--- Provided data ---
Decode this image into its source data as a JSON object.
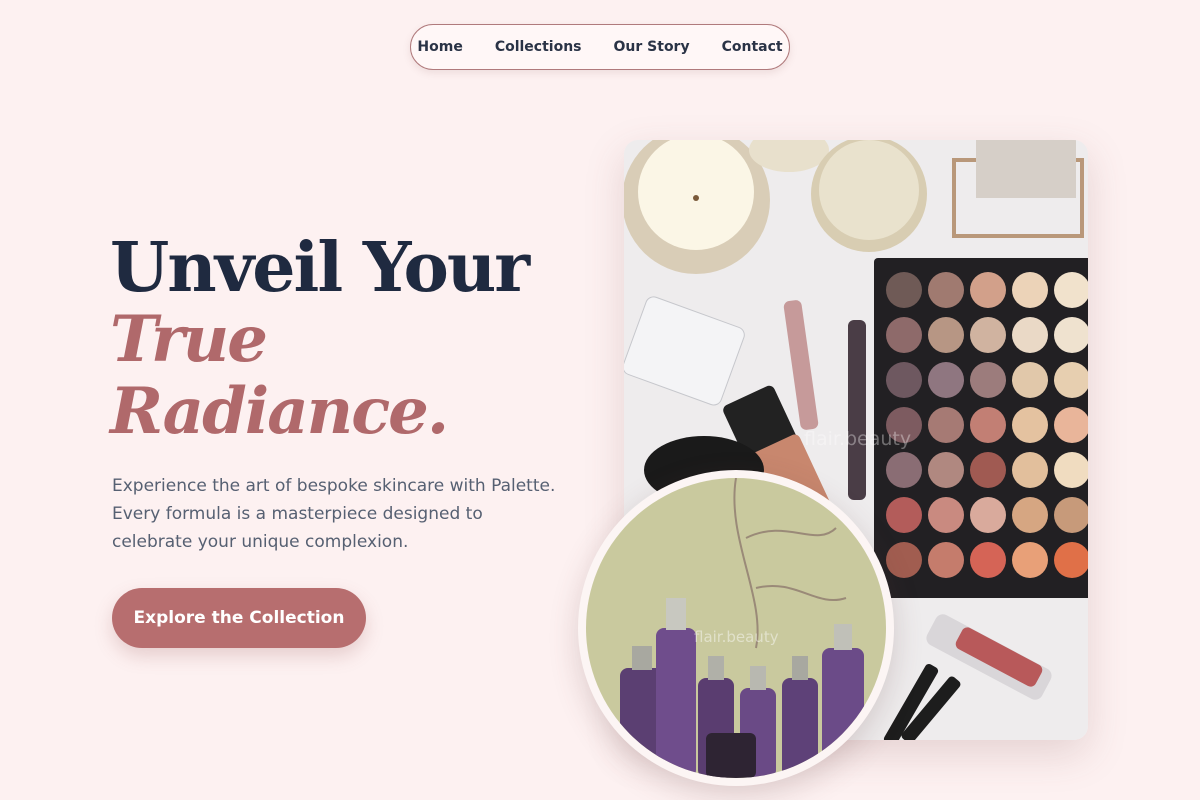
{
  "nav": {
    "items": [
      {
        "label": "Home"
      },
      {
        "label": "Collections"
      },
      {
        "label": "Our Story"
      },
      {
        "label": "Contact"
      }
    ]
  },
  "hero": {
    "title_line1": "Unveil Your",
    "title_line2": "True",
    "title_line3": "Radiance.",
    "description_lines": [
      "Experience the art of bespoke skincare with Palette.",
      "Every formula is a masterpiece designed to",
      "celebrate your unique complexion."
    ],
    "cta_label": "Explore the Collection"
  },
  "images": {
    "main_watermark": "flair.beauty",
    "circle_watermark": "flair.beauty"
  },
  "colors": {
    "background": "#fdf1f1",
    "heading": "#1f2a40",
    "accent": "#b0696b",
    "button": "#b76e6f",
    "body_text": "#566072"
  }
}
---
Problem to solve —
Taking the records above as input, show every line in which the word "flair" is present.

Written solution —
    "main_watermark": "flair.beauty",
    "circle_watermark": "flair.beauty"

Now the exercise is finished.